Administration officials derisively exhort families not to undertake the dangerous journey to the United States with their children, while simultaneously endeavoring to make the journey more perilous. They have proposed multiple rules to punish those who cross the border between legal points of entry, but endanger those who do try to enter legally by metering asylum applications and enforcing the cynically named Migrant Protection Protocols. Such measures require asylum seekers to wait months in crime-ridden Mexican cities where migrant families are targeted for extortion, kidnapping, and murder. Protest attempts led to the now infamous images of border patrol agents lobbing tear gas at children in diapers. Families too desperate to wait attempt unsafe crossings; multiple young children have drowned in the Rio Grande this year as a result.

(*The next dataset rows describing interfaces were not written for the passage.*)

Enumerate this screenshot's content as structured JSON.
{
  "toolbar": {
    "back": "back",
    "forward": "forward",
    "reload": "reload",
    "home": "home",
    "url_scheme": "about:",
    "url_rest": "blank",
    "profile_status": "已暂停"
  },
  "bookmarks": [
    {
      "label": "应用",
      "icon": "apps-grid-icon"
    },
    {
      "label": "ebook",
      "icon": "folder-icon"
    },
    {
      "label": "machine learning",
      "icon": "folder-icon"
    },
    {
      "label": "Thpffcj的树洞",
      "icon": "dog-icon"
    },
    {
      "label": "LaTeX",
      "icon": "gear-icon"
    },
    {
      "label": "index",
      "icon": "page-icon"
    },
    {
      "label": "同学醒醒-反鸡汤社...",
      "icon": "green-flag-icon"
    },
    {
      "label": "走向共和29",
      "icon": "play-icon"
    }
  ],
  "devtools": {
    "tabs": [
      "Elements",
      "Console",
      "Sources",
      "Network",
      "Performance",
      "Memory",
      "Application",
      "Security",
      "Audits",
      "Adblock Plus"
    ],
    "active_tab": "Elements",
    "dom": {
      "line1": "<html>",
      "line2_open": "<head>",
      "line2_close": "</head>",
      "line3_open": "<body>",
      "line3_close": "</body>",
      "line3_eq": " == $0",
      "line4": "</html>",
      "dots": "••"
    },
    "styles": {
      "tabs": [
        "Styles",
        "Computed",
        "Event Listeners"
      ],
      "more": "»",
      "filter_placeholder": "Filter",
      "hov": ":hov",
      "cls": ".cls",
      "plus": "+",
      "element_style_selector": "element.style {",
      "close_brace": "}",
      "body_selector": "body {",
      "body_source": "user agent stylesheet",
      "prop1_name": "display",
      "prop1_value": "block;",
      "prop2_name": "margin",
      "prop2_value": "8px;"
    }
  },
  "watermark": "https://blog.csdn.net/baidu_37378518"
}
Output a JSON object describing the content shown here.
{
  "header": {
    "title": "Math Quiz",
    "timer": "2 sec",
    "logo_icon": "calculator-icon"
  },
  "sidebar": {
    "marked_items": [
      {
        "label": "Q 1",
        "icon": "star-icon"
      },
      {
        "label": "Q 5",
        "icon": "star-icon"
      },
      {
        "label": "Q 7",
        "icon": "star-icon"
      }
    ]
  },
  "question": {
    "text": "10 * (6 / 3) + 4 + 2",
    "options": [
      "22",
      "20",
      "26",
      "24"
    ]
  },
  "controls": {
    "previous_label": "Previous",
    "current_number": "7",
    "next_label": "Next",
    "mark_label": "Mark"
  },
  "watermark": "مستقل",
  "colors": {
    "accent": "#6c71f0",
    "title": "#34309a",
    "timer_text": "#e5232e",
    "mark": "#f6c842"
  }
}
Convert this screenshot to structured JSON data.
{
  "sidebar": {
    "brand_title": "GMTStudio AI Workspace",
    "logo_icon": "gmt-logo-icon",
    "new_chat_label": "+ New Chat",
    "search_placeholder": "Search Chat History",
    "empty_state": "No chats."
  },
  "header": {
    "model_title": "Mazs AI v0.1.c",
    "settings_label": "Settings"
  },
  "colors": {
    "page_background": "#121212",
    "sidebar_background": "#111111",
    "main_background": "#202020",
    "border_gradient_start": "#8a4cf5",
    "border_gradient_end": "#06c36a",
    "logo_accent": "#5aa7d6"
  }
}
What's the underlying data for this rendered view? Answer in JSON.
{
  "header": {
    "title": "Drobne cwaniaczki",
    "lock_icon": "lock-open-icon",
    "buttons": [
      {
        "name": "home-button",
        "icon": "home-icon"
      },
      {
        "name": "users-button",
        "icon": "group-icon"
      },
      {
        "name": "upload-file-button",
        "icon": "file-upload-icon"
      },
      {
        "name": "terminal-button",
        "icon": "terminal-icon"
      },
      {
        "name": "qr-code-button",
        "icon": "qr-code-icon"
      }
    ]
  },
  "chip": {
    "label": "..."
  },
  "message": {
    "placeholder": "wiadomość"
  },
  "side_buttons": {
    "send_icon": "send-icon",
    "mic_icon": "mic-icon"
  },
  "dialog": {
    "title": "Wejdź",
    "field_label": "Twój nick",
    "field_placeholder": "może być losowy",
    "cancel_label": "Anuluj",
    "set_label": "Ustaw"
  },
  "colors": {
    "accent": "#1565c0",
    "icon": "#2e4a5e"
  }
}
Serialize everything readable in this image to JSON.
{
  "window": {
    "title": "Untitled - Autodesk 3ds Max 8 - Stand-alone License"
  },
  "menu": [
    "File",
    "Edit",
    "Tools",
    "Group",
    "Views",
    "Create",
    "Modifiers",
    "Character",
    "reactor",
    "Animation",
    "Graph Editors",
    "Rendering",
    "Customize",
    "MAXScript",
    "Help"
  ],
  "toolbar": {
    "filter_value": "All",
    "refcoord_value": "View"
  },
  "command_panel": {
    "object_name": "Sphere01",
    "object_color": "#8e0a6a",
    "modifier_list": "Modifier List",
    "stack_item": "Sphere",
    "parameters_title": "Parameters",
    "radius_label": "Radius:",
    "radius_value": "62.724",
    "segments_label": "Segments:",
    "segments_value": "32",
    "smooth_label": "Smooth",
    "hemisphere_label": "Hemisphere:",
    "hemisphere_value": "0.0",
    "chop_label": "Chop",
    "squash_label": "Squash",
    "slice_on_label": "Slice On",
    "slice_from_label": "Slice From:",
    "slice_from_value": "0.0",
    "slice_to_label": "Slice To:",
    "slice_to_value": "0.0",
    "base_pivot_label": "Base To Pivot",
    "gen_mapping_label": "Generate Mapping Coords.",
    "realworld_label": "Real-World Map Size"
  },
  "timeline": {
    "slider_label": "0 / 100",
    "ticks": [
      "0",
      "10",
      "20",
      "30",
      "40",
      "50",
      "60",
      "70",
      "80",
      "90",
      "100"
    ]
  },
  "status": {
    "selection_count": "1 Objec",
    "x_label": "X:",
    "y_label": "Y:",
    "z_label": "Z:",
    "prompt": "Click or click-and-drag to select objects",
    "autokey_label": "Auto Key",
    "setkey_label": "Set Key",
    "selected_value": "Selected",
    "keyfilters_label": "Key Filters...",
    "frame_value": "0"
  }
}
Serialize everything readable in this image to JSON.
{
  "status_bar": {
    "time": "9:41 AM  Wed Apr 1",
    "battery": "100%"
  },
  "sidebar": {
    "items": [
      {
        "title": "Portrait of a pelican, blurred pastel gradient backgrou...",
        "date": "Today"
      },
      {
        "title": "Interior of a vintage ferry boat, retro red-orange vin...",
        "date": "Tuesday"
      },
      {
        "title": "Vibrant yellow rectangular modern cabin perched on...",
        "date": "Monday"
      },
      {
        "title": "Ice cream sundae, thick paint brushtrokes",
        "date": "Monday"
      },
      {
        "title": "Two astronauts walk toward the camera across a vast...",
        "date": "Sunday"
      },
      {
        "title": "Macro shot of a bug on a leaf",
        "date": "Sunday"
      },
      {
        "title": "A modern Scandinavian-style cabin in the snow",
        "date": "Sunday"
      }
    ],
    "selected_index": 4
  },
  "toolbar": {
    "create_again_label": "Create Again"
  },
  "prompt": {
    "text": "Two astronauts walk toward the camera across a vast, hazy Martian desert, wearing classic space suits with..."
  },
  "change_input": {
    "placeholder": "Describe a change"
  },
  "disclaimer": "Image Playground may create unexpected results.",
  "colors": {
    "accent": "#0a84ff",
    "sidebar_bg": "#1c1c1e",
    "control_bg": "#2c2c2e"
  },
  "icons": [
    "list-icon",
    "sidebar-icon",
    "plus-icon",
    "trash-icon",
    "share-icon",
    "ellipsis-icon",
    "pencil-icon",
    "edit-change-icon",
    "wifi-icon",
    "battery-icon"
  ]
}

Meanwhile, the administration seeks to make life in the United States intolerable for immigrant families already living here. The new public charge rule is frightening immigrant parents out of accessing the nutrition and health care benefits to which their US citizen children are legally entitled, including such basic preventive care as vaccines. A proposed Department of Housing and Urban Development rule would ban mixed-status families from accessing public housing benefits, which could precipitate homelessness for more than 55,000 children who are US citizens or otherwise legally eligible. The White House has reportedly even looked into ways to block undocumented immigrant children from attending public schools. The president injected a current of fear into immigrant communities across the country when he threatened mass deportation raids targeting families. ICE subsequently conducted the largest single-state workplace raid in US history on the first day of school in Mississippi, leaving many terrified children uncertain when they would see their parents again, and some children still unaccounted for by state child protective services days after the arrests. Immigration agents have detained children in ambulances, and parents seeking care for their children in emergency rooms.
The president’s policies pose a direct threat to the well-being of children, but so does his divisive rhetoric about an “invasion” from undesirable countries. Research suggests that the anti-Latinx hostility engendered by the 2016 election contributed to higher rates of preterm births among Latinas and increased anxiety, sleep problems, and elevated blood pressure among US-born Latinx adolescents. Latinx children have encountered chants of “build the wall” and “send them back” from classmates. Such bullying becomes all the more menacing when children are being gunned down in bouncy houses and orphaned at Walmarts by shooters espousing anti-Latinx rhetoric that closely echoes the president’s own words.
One in four children in this country comes from an immigrant family. Their health and safety must not be wielded as cudgels in pursuit of a political agenda, nor can we accept their traumatization as collateral damage. Their well-being is crucial to our future; a more humane immigration policy must be administered now.